(Web page and app entries)
↓↓↓

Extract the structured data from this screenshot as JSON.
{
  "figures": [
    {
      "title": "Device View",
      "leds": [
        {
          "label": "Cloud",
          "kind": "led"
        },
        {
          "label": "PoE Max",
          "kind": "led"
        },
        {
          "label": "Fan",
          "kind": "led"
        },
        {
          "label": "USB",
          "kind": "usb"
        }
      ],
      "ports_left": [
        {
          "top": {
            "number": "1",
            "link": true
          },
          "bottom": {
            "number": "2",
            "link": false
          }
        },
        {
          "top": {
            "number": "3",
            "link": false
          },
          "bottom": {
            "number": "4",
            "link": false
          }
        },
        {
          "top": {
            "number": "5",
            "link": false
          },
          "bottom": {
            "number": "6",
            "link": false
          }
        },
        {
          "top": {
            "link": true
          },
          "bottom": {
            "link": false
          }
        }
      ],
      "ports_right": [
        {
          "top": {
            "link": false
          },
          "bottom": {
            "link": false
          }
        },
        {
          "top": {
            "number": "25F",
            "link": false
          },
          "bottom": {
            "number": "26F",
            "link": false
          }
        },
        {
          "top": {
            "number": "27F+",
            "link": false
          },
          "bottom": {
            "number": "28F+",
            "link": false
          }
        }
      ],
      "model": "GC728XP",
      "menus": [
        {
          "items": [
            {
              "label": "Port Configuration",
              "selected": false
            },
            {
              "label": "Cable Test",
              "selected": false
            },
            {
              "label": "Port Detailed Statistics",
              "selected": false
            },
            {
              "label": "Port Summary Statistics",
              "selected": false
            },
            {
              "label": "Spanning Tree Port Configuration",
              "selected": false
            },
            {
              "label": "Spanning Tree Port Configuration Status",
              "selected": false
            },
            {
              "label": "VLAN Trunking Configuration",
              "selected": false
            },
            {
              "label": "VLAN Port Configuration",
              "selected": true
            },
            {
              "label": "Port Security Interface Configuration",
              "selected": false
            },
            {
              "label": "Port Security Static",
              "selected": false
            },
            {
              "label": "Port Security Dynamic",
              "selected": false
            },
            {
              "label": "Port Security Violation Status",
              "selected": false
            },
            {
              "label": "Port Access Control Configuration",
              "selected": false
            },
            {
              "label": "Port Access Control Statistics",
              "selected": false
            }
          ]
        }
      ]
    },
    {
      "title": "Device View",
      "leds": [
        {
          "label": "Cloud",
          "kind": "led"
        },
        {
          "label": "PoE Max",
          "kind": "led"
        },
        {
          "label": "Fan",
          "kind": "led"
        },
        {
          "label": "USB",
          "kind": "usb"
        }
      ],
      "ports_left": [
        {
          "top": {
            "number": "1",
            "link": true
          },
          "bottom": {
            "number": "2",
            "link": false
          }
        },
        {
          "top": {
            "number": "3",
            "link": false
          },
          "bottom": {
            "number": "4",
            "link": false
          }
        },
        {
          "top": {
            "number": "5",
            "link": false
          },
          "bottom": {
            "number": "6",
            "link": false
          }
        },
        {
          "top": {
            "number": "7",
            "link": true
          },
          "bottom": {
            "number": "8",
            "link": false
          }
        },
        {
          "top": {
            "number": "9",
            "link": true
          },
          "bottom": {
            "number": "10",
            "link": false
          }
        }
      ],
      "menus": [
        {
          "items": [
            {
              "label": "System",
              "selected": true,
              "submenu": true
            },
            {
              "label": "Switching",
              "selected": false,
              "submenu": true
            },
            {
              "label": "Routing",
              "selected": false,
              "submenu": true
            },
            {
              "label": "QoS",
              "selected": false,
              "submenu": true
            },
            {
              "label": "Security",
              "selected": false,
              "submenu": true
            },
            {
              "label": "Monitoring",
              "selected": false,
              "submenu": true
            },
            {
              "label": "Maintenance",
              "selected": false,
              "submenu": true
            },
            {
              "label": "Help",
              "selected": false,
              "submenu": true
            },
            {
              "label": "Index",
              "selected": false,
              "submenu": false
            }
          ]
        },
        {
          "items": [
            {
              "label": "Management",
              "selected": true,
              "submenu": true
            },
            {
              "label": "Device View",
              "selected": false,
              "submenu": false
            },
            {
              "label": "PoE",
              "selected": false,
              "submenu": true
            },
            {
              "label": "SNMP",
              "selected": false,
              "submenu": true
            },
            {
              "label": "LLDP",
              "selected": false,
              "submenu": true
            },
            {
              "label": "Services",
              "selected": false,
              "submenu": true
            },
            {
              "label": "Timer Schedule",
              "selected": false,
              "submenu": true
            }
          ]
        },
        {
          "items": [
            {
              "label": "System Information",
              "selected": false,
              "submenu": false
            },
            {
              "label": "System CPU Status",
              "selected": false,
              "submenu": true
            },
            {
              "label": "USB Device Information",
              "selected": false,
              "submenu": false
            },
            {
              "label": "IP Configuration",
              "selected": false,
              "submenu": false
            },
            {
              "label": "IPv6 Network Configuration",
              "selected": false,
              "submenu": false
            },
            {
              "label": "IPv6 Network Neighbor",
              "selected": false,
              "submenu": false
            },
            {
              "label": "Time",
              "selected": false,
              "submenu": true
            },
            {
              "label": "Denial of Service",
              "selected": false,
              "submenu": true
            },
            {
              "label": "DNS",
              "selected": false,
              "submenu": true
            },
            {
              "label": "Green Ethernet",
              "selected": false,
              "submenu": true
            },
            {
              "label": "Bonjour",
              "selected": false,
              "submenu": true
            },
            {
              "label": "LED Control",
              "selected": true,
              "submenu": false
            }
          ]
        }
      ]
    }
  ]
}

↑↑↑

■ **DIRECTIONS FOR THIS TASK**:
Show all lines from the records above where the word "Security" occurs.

■ **WRITTEN REPLY**:
              "label": "Port Security Interface Configuration",
              "label": "Port Security Static",
              "label": "Port Security Dynamic",
              "label": "Port Security Violation Status",
              "label": "Security",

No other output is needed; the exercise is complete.